Also streamed in real time via YouTube https://youtu.be/aHLBuDP43gc

Date and Time:          

19th October 2020, 3pm (Irish Time)

Seminar Title:             Pin-pointing the positions of repeating Fast Radio Bursts with the European VLBI Network 

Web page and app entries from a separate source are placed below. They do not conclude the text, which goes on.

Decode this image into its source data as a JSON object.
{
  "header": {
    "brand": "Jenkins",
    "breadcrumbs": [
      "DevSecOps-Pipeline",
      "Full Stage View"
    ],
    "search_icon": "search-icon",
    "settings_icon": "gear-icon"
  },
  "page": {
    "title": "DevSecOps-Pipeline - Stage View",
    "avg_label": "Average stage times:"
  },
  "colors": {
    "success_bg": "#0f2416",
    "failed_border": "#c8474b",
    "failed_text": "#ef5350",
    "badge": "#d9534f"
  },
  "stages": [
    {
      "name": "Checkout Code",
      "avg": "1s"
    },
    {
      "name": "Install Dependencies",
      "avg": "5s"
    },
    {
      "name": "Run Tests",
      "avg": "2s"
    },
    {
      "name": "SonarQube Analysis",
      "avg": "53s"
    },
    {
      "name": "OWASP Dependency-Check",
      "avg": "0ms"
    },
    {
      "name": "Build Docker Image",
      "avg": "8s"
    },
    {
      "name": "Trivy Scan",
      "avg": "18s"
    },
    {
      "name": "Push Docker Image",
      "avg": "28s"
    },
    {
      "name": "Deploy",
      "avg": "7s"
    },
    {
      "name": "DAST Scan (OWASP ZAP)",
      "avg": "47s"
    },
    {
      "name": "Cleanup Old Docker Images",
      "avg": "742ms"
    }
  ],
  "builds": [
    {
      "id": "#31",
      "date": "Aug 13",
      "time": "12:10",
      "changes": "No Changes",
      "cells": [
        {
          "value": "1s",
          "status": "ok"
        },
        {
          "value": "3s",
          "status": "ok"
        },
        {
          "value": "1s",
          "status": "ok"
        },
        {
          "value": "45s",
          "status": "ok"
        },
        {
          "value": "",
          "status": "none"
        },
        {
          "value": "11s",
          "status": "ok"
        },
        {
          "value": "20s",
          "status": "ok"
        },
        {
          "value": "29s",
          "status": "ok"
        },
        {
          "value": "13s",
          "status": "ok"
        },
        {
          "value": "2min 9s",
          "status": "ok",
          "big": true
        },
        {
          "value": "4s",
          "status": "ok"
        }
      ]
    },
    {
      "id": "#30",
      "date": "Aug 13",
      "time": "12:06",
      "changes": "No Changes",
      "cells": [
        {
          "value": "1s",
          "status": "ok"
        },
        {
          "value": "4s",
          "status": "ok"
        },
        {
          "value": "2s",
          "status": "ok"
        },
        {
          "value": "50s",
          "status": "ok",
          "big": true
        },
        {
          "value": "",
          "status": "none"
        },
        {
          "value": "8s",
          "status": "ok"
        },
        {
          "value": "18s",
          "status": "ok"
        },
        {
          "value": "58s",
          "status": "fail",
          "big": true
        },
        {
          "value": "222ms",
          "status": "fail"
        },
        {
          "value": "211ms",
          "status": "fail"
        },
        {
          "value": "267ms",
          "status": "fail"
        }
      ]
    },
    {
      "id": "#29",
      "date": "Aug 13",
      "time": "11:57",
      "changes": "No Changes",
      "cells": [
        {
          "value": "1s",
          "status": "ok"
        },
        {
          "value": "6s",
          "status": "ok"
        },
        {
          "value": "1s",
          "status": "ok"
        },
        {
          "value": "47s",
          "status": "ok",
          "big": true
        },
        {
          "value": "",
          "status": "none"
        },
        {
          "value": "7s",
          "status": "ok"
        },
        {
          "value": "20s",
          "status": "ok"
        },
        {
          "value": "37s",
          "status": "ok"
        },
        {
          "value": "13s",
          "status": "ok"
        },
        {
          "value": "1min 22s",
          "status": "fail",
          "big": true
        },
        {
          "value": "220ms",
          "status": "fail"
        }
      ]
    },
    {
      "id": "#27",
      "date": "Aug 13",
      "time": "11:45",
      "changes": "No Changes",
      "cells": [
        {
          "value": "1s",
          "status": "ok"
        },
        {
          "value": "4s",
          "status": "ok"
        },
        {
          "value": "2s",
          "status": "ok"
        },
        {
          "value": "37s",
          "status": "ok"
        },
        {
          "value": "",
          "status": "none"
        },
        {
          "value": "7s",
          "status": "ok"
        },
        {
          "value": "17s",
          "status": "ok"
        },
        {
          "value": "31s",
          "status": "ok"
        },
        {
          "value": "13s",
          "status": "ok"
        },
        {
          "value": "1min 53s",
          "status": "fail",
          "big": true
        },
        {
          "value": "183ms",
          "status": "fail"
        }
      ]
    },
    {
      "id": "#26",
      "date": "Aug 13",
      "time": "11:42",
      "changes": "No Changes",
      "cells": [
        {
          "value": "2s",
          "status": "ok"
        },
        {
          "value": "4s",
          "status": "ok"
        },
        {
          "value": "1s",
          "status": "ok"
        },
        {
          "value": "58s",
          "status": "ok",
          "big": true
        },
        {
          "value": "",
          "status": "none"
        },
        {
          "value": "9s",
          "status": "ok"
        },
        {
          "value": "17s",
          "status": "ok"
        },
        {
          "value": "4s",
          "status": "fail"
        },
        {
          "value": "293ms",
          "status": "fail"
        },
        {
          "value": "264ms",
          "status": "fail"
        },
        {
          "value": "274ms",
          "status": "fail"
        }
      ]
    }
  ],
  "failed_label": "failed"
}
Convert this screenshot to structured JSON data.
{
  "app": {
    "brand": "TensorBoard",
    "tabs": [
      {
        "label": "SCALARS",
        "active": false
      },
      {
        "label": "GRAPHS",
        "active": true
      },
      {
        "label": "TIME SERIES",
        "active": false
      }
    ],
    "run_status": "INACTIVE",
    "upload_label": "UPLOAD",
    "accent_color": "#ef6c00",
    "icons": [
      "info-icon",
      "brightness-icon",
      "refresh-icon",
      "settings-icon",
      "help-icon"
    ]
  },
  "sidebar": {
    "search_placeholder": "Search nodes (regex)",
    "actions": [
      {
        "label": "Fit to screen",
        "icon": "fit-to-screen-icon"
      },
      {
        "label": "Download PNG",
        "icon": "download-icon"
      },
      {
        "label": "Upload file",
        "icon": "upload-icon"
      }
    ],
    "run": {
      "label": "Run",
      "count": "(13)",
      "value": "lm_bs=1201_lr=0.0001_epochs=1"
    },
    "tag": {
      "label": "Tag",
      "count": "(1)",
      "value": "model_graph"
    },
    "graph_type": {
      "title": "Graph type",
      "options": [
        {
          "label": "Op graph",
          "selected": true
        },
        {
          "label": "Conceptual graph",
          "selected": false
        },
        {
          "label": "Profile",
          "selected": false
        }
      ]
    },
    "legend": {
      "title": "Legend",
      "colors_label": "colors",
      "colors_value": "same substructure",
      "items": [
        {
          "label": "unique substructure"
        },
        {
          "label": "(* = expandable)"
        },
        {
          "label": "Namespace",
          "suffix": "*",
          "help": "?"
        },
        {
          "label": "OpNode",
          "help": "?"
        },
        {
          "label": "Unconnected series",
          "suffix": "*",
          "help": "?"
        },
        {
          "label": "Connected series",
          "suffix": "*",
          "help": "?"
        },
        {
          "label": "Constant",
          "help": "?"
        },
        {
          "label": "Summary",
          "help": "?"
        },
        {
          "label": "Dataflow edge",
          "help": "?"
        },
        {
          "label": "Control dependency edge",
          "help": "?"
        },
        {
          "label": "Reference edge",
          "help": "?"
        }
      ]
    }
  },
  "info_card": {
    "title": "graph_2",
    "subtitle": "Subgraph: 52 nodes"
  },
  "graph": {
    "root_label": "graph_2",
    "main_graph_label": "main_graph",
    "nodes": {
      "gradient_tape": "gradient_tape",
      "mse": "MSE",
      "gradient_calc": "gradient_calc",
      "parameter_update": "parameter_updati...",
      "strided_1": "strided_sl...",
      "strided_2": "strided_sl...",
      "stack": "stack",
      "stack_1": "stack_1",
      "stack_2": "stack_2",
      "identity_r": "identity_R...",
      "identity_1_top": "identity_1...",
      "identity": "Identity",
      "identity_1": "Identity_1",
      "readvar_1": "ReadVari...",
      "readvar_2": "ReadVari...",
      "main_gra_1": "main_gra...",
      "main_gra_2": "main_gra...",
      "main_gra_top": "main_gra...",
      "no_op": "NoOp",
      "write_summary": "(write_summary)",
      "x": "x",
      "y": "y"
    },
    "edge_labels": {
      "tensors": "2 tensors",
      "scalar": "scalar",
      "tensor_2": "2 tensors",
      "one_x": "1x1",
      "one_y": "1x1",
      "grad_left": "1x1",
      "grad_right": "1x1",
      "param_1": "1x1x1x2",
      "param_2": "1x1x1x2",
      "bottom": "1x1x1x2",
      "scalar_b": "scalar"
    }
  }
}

Abstract:
Fast radio bursts (FRBs) are bright pulses of coherent radio emission with durations of only a few milliseconds, and unknown extragalactic origin. Some FRBs have been observed to repeat, whereas others appear as one-off events. Currently it still remains unclear whether all FRB sources have the ability to repeat, or if there are multiple populations with different physical mechanisms. Recently, the Galactic magnetar SGR 1935+2154 emitted a very bright radio burst (orders of magnitude brighter than typical Galactic radio bursts from pulsars/magnetars) unveiling a bridge between Galactic sources of radio bursts and FRBs. With the European VLBI Network (EVN) we can precisely localise FRBs to milli-arcsecond precision, identifying not only the host galaxy, but the region within the host that the bursts are originating from. This will help in understanding the FRB progenitor(s) and how FRBs link to Galactic sources. In addition to the real-time correlation observing mode (e-EVN), baseband data can be buffered to study fine time and frequency structures of the bursts, as well as their polarisation properties. In this talk I will discuss our approach to localising repeating FRBs using the EVN, present the localisation of a second repeater, FRB 180619.J0158+65, and present recent results on SGR 1935+2154.

 

 

Department of Physics

Roinn na Fisice

Room 213, 2nd floor, Dept. of Physics, University College Cork, Ireland,

Top